* WORK INSTRUCTIONS *
Look below for lines that hold the string "name" and copy each one.

* SUPPLIED RECORDS *
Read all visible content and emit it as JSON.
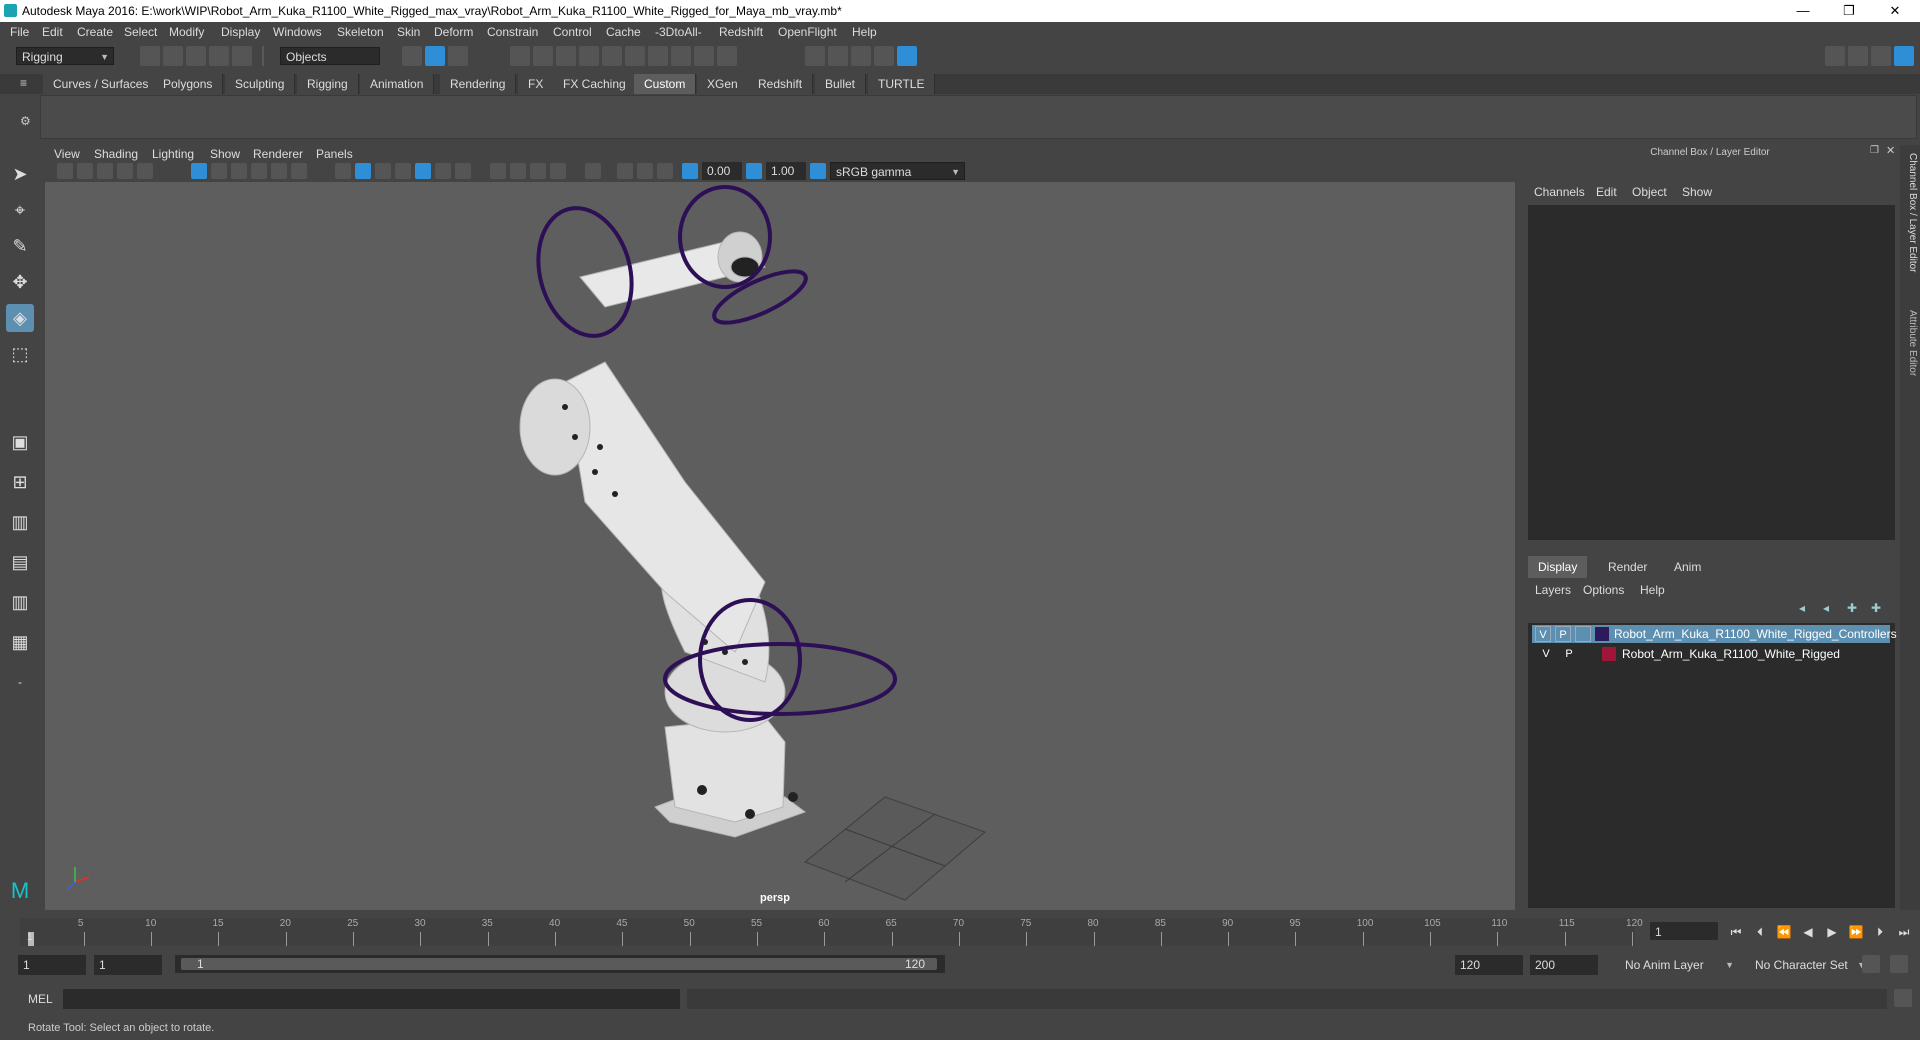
{
  "window": {
    "title": "Autodesk Maya 2016: E:\\work\\WIP\\Robot_Arm_Kuka_R1100_White_Rigged_max_vray\\Robot_Arm_Kuka_R1100_White_Rigged_for_Maya_mb_vray.mb*",
    "min": "—",
    "max": "❐",
    "close": "✕"
  },
  "menubar": [
    "File",
    "Edit",
    "Create",
    "Select",
    "Modify",
    "Display",
    "Windows",
    "Skeleton",
    "Skin",
    "Deform",
    "Constrain",
    "Control",
    "Cache",
    "-3DtoAll-",
    "Redshift",
    "OpenFlight",
    "Help"
  ],
  "statusline": {
    "mode": "Rigging",
    "select_mode": "Objects"
  },
  "shelf": {
    "tabs": [
      "Curves / Surfaces",
      "Polygons",
      "Sculpting",
      "Rigging",
      "Animation",
      "Rendering",
      "FX",
      "FX Caching",
      "Custom",
      "XGen",
      "Redshift",
      "Bullet",
      "TURTLE"
    ],
    "active": "Custom"
  },
  "viewport": {
    "menus": [
      "View",
      "Shading",
      "Lighting",
      "Show",
      "Renderer",
      "Panels"
    ],
    "exposure": "0.00",
    "gamma": "1.00",
    "colorspace": "sRGB gamma",
    "camera": "persp"
  },
  "channelbox": {
    "header": "Channel Box / Layer Editor",
    "menus": [
      "Channels",
      "Edit",
      "Object",
      "Show"
    ]
  },
  "layer_editor": {
    "tabs": [
      "Display",
      "Render",
      "Anim"
    ],
    "active_tab": "Display",
    "menus": [
      "Layers",
      "Options",
      "Help"
    ],
    "layers": [
      {
        "v": "V",
        "p": "P",
        "color": "#2d1a5c",
        "name": "Robot_Arm_Kuka_R1100_White_Rigged_Controllers",
        "selected": true
      },
      {
        "v": "V",
        "p": "P",
        "color": "#a0153a",
        "name": "Robot_Arm_Kuka_R1100_White_Rigged",
        "selected": false
      }
    ]
  },
  "sidetabs": [
    "Channel Box / Layer Editor",
    "Attribute Editor"
  ],
  "timeslider": {
    "labels": [
      "5",
      "10",
      "15",
      "20",
      "25",
      "30",
      "35",
      "40",
      "45",
      "50",
      "55",
      "60",
      "65",
      "70",
      "75",
      "80",
      "85",
      "90",
      "95",
      "100",
      "105",
      "110",
      "115",
      "120"
    ],
    "current_frame_marker": "1",
    "current_frame": "1"
  },
  "range": {
    "start": "1",
    "playback_start": "1",
    "slider_start": "1",
    "slider_end": "120",
    "playback_end": "120",
    "end": "200",
    "anim_layer": "No Anim Layer",
    "character_set": "No Character Set"
  },
  "cmdline": {
    "label": "MEL"
  },
  "helpline": {
    "text": "Rotate Tool: Select an object to rotate."
  }
}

* SOLUTION FOR THIS EXERCISE *
        "name": "Robot_Arm_Kuka_R1100_White_Rigged_Controllers",
        "name": "Robot_Arm_Kuka_R1100_White_Rigged",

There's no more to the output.